━━━ Provided material ━━━

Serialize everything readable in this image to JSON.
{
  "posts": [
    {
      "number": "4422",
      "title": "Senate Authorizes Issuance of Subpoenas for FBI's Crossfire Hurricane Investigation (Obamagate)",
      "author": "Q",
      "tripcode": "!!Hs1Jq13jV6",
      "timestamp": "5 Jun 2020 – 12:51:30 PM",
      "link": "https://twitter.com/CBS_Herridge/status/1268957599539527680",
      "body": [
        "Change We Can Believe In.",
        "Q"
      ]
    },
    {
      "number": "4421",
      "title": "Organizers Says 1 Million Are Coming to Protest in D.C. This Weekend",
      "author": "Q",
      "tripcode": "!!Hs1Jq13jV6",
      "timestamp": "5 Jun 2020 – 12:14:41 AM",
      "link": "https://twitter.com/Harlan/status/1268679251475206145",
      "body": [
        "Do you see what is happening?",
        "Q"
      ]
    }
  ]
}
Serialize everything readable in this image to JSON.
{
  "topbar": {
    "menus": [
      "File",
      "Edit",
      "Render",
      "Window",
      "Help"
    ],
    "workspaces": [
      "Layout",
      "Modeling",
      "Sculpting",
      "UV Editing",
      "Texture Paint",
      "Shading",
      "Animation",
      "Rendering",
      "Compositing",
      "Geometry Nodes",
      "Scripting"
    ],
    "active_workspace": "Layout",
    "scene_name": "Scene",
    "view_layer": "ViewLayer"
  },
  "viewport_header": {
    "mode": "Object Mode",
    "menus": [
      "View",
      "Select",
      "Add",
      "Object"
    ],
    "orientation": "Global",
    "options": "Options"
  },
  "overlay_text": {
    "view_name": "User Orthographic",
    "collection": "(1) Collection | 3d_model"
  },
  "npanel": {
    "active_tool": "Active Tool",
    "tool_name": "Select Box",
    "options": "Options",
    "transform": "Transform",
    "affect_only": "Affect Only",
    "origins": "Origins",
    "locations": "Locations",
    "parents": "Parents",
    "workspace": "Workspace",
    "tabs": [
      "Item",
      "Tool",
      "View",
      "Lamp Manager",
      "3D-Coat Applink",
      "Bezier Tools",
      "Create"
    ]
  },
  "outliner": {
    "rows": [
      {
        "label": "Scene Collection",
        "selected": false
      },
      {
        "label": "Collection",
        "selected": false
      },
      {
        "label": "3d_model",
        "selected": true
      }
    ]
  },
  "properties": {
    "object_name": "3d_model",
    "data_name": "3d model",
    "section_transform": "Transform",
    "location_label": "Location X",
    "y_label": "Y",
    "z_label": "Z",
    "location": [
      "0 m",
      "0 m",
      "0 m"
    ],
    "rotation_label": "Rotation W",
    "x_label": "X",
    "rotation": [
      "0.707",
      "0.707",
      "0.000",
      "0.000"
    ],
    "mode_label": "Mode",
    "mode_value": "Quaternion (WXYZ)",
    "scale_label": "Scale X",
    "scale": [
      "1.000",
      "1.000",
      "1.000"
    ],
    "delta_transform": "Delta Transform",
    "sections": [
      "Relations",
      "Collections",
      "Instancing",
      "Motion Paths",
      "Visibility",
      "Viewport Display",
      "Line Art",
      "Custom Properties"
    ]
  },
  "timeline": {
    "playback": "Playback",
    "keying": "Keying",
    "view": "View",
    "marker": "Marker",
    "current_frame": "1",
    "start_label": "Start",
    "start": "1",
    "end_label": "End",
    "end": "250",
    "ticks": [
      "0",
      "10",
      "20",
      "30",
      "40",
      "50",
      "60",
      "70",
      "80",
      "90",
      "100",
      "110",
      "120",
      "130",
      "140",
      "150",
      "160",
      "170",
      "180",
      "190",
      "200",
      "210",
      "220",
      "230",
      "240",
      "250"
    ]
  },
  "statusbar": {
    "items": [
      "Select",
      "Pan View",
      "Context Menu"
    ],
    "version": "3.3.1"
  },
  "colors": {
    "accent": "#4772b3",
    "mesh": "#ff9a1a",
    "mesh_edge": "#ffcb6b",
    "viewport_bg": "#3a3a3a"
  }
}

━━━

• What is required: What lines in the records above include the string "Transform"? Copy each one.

• Task solution:
    "transform": "Transform",
    "section_transform": "Transform",
    "delta_transform": "Delta Transform",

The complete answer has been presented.